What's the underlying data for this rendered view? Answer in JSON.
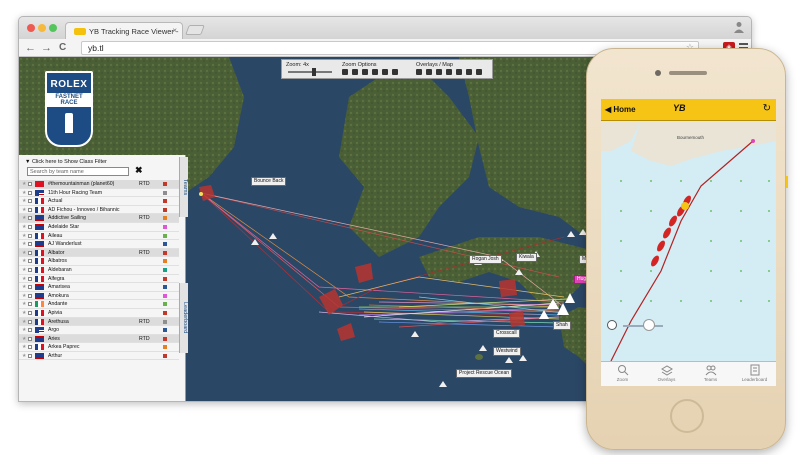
{
  "browser": {
    "tab_title": "YB Tracking Race Viewer -",
    "tab_close": "×",
    "url": "yb.tl",
    "nav": {
      "back": "←",
      "forward": "→",
      "reload": "C"
    },
    "url_star": "☆"
  },
  "logo": {
    "line1": "ROLEX",
    "line2": "FASTNET RACE"
  },
  "map_toolbar": {
    "zoom_label": "Zoom: 4x",
    "zoom_options_label": "Zoom Options",
    "overlays_label": "Overlays / Map"
  },
  "panel": {
    "filter_label": "Click here to Show Class Filter",
    "search_placeholder": "Search by team name",
    "clear": "✖",
    "teams_tab": "Teams",
    "leaderboard_tab": "Leaderboard",
    "rows": [
      {
        "name": "#themountainman (planet60)",
        "status": "RTD",
        "flag": "ch",
        "color": "#c0392b",
        "hl": true
      },
      {
        "name": "11th Hour Racing Team",
        "status": "",
        "flag": "us",
        "color": "#8e8e8e",
        "hl": false
      },
      {
        "name": "Actual",
        "status": "",
        "flag": "fr",
        "color": "#c0392b",
        "hl": false
      },
      {
        "name": "AD Fichou - Innoveo / Bihannic",
        "status": "",
        "flag": "fr",
        "color": "#c0392b",
        "hl": false
      },
      {
        "name": "Addictive Sailing",
        "status": "RTD",
        "flag": "gb",
        "color": "#e67e22",
        "hl": true
      },
      {
        "name": "Adelaide Star",
        "status": "",
        "flag": "gb",
        "color": "#e056d8",
        "hl": false
      },
      {
        "name": "Aileau",
        "status": "",
        "flag": "fr",
        "color": "#6ab04c",
        "hl": false
      },
      {
        "name": "AJ Wanderlust",
        "status": "",
        "flag": "gb",
        "color": "#2b5797",
        "hl": false
      },
      {
        "name": "Albator",
        "status": "RTD",
        "flag": "fr",
        "color": "#c0392b",
        "hl": true
      },
      {
        "name": "Albatros",
        "status": "",
        "flag": "fr",
        "color": "#e67e22",
        "hl": false
      },
      {
        "name": "Aldebaran",
        "status": "",
        "flag": "fr",
        "color": "#16a085",
        "hl": false
      },
      {
        "name": "Alfegra",
        "status": "",
        "flag": "fr",
        "color": "#c0392b",
        "hl": false
      },
      {
        "name": "Amarisea",
        "status": "",
        "flag": "gb",
        "color": "#2b5797",
        "hl": false
      },
      {
        "name": "Amokura",
        "status": "",
        "flag": "gb",
        "color": "#e056d8",
        "hl": false
      },
      {
        "name": "Andante",
        "status": "",
        "flag": "ie",
        "color": "#6ab04c",
        "hl": false
      },
      {
        "name": "Apivia",
        "status": "",
        "flag": "fr",
        "color": "#c0392b",
        "hl": false
      },
      {
        "name": "Arethusa",
        "status": "RTD",
        "flag": "fr",
        "color": "#8e8e8e",
        "hl": true
      },
      {
        "name": "Argo",
        "status": "",
        "flag": "us",
        "color": "#2b5797",
        "hl": false
      },
      {
        "name": "Aries",
        "status": "RTD",
        "flag": "gb",
        "color": "#c0392b",
        "hl": true
      },
      {
        "name": "Arkea Paprec",
        "status": "",
        "flag": "fr",
        "color": "#e67e22",
        "hl": false
      },
      {
        "name": "Arthur",
        "status": "",
        "flag": "gb",
        "color": "#c0392b",
        "hl": false
      }
    ]
  },
  "map_labels": [
    {
      "text": "Bounce Back",
      "pink": false
    },
    {
      "text": "Rogan Josh",
      "pink": false
    },
    {
      "text": "Kiwala",
      "pink": false
    },
    {
      "text": "Mad",
      "pink": false
    },
    {
      "text": "Huge B",
      "pink": true
    },
    {
      "text": "Crosscall",
      "pink": false
    },
    {
      "text": "Westwind",
      "pink": false
    },
    {
      "text": "Shah",
      "pink": false
    },
    {
      "text": "Project Rescue Ocean",
      "pink": false
    }
  ],
  "app": {
    "home_label": "Home",
    "back_icon": "◀",
    "logo_text": "YB",
    "refresh_icon": "↻",
    "place_label": "Bournemouth",
    "tabs": [
      {
        "label": "Zoom"
      },
      {
        "label": "Overlays"
      },
      {
        "label": "Teams"
      },
      {
        "label": "Leaderboard"
      }
    ]
  },
  "colors": {
    "accent": "#f6c415",
    "sea": "#2e4a67",
    "land": "#55653a"
  }
}
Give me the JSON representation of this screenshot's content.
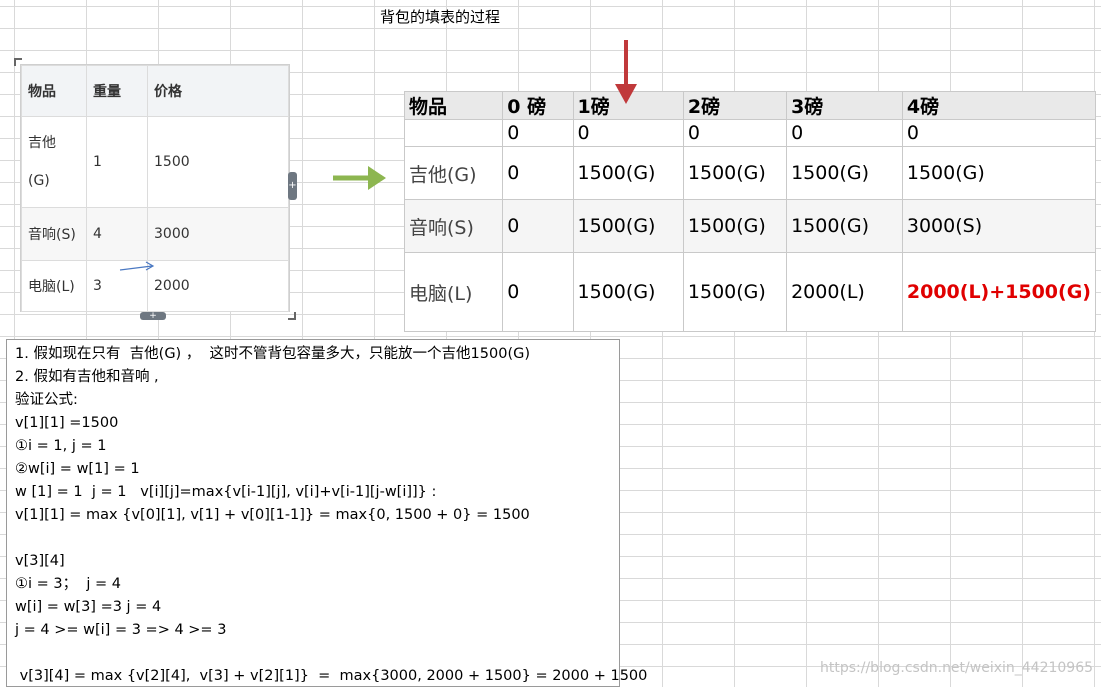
{
  "title": "背包的填表的过程",
  "items_table": {
    "headers": [
      "物品",
      "重量",
      "价格"
    ],
    "rows": [
      {
        "name_line1": "吉他",
        "name_line2": "(G)",
        "weight": "1",
        "price": "1500"
      },
      {
        "name": "音响(S)",
        "weight": "4",
        "price": "3000"
      },
      {
        "name": "电脑(L)",
        "weight": "3",
        "price": "2000"
      }
    ],
    "handle_right": "+",
    "handle_bottom": "+"
  },
  "knapsack_table": {
    "headers": [
      "物品",
      "0 磅",
      "1磅",
      "2磅",
      "3磅",
      "4磅"
    ],
    "zero_row": [
      "",
      "0",
      "0",
      "0",
      "0",
      "0"
    ],
    "rows": [
      [
        "吉他(G)",
        "0",
        "1500(G)",
        "1500(G)",
        "1500(G)",
        "1500(G)"
      ],
      [
        "音响(S)",
        "0",
        "1500(G)",
        "1500(G)",
        "1500(G)",
        "3000(S)"
      ],
      [
        "电脑(L)",
        "0",
        "1500(G)",
        "1500(G)",
        "2000(L)",
        "2000(L)+1500(G)"
      ]
    ],
    "highlight_color": "#e00000"
  },
  "notes": [
    "1. 假如现在只有  吉他(G) ，  这时不管背包容量多大，只能放一个吉他1500(G)",
    "2. 假如有吉他和音响 ,",
    "验证公式:",
    "v[1][1] =1500",
    "①i = 1, j = 1",
    "②w[i] = w[1] = 1",
    "w [1] = 1  j = 1   v[i][j]=max{v[i-1][j], v[i]+v[i-1][j-w[i]]} :",
    "v[1][1] = max {v[0][1], v[1] + v[0][1-1]} = max{0, 1500 + 0} = 1500",
    "",
    "v[3][4]",
    "①i = 3；  j = 4",
    "w[i] = w[3] =3 j = 4",
    "j = 4 >= w[i] = 3 => 4 >= 3",
    "",
    " v[3][4] = max {v[2][4],  v[3] + v[2][1]}  =  max{3000, 2000 + 1500} = 2000 + 1500"
  ],
  "watermark": "https://blog.csdn.net/weixin_44210965",
  "colors": {
    "arrow_green": "#8db650",
    "arrow_red": "#c0393b",
    "arrow_blue": "#4a78c2"
  }
}
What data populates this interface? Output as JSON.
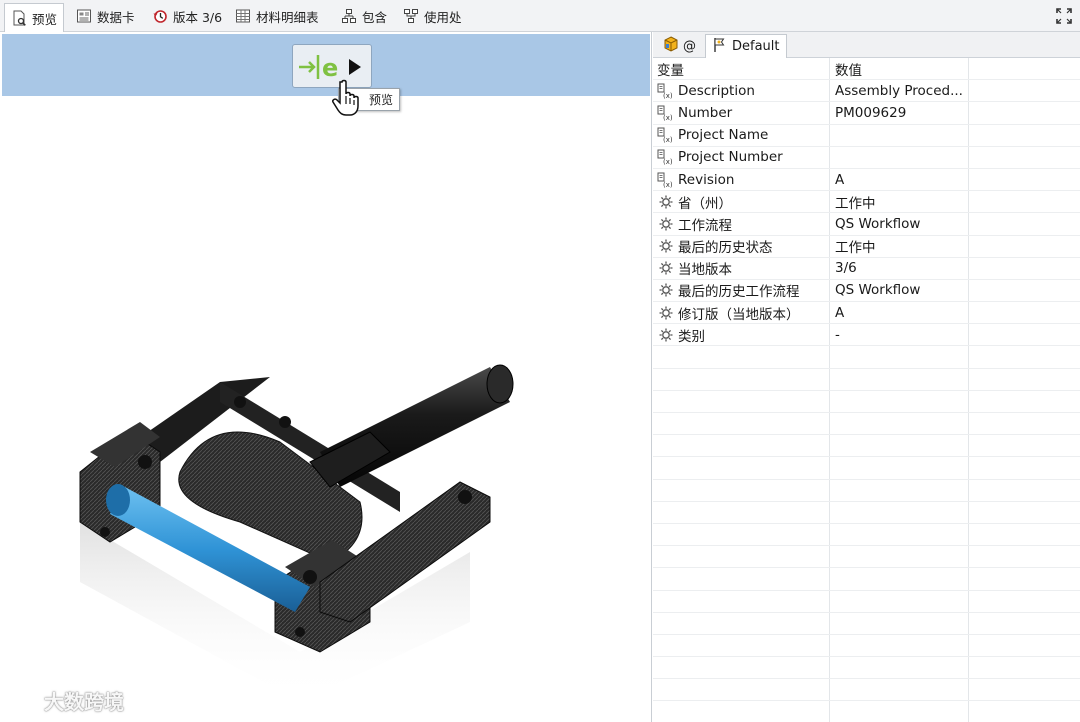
{
  "top_tabs": [
    {
      "label": "预览",
      "icon": "preview-doc-icon",
      "active": true
    },
    {
      "label": "数据卡",
      "icon": "datacard-icon",
      "active": false
    },
    {
      "label": "版本 3/6",
      "icon": "version-history-icon",
      "active": false
    },
    {
      "label": "材料明细表",
      "icon": "bom-table-icon",
      "active": false
    },
    {
      "label": "包含",
      "icon": "contains-tree-icon",
      "active": false
    },
    {
      "label": "使用处",
      "icon": "where-used-icon",
      "active": false
    }
  ],
  "preview": {
    "eview_button_icon": "edrawings-play-icon",
    "tooltip": "预览",
    "watermark": "大数跨境"
  },
  "properties": {
    "tabs": [
      {
        "label": "@",
        "icon": "config-cube-icon",
        "active": false
      },
      {
        "label": "Default",
        "icon": "config-flag-icon",
        "active": true
      }
    ],
    "columns": {
      "variable": "变量",
      "value": "数值"
    },
    "rows": [
      {
        "name": "Description",
        "value": "Assembly Proced...",
        "icon": "variable-icon"
      },
      {
        "name": "Number",
        "value": "PM009629",
        "icon": "variable-icon"
      },
      {
        "name": "Project Name",
        "value": "",
        "icon": "variable-icon"
      },
      {
        "name": "Project Number",
        "value": "",
        "icon": "variable-icon"
      },
      {
        "name": "Revision",
        "value": "A",
        "icon": "variable-icon"
      },
      {
        "name": "省（州）",
        "value": "工作中",
        "icon": "system-gear-icon"
      },
      {
        "name": "工作流程",
        "value": "QS Workflow",
        "icon": "system-gear-icon"
      },
      {
        "name": "最后的历史状态",
        "value": "工作中",
        "icon": "system-gear-icon"
      },
      {
        "name": "当地版本",
        "value": "3/6",
        "icon": "system-gear-icon"
      },
      {
        "name": "最后的历史工作流程",
        "value": "QS Workflow",
        "icon": "system-gear-icon"
      },
      {
        "name": "修订版（当地版本）",
        "value": "A",
        "icon": "system-gear-icon"
      },
      {
        "name": "类别",
        "value": "-",
        "icon": "system-gear-icon"
      }
    ]
  },
  "colors": {
    "preview_header": "#a9c7e6",
    "part_blue": "#2f93d6",
    "eview_green": "#7fc142"
  }
}
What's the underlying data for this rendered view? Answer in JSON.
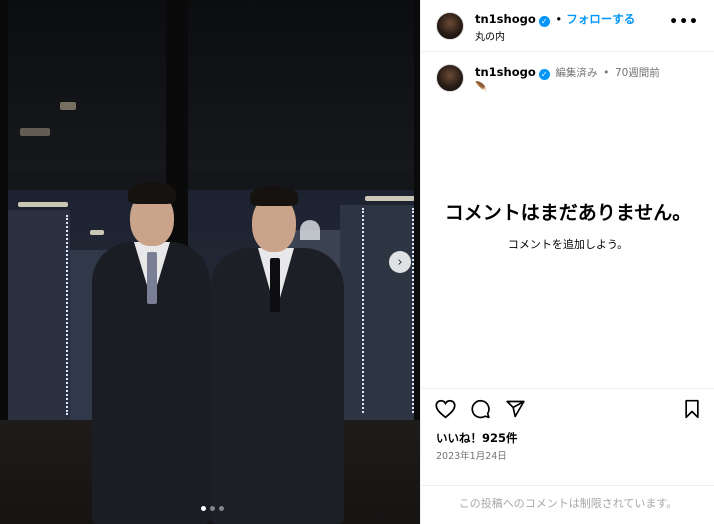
{
  "post": {
    "image_alt": "Two men in dark suits in front of night city window",
    "carousel_dots": 3,
    "carousel_active": 0,
    "next_icon": "chevron-right-icon",
    "next_glyph": "›"
  },
  "header": {
    "username": "tn1shogo",
    "verified_glyph": "✓",
    "separator": "•",
    "follow_label": "フォローする",
    "location": "丸の内",
    "more_glyph": "•••"
  },
  "caption": {
    "username": "tn1shogo",
    "verified_glyph": "✓",
    "edited_label": "編集済み",
    "separator": "•",
    "time_ago": "70週間前",
    "emoji": "🪶"
  },
  "comments": {
    "empty_title": "コメントはまだありません。",
    "empty_subtitle": "コメントを追加しよう。"
  },
  "actions": {
    "icons": [
      "heart-icon",
      "comment-icon",
      "share-icon",
      "bookmark-icon"
    ],
    "likes": "いいね！925件",
    "date": "2023年1月24日",
    "comments_restricted": "この投稿へのコメントは制限されています。"
  },
  "colors": {
    "accent": "#0095f6",
    "muted": "#737373",
    "border": "#efefef"
  }
}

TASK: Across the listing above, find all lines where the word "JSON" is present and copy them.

ANSWER AREA:
What's the underlying data for this rendered view? Answer in JSON.
Give me the JSON representation of this screenshot's content.
What data populates this interface? Output as JSON.
What's the underlying data for this rendered view? Answer in JSON.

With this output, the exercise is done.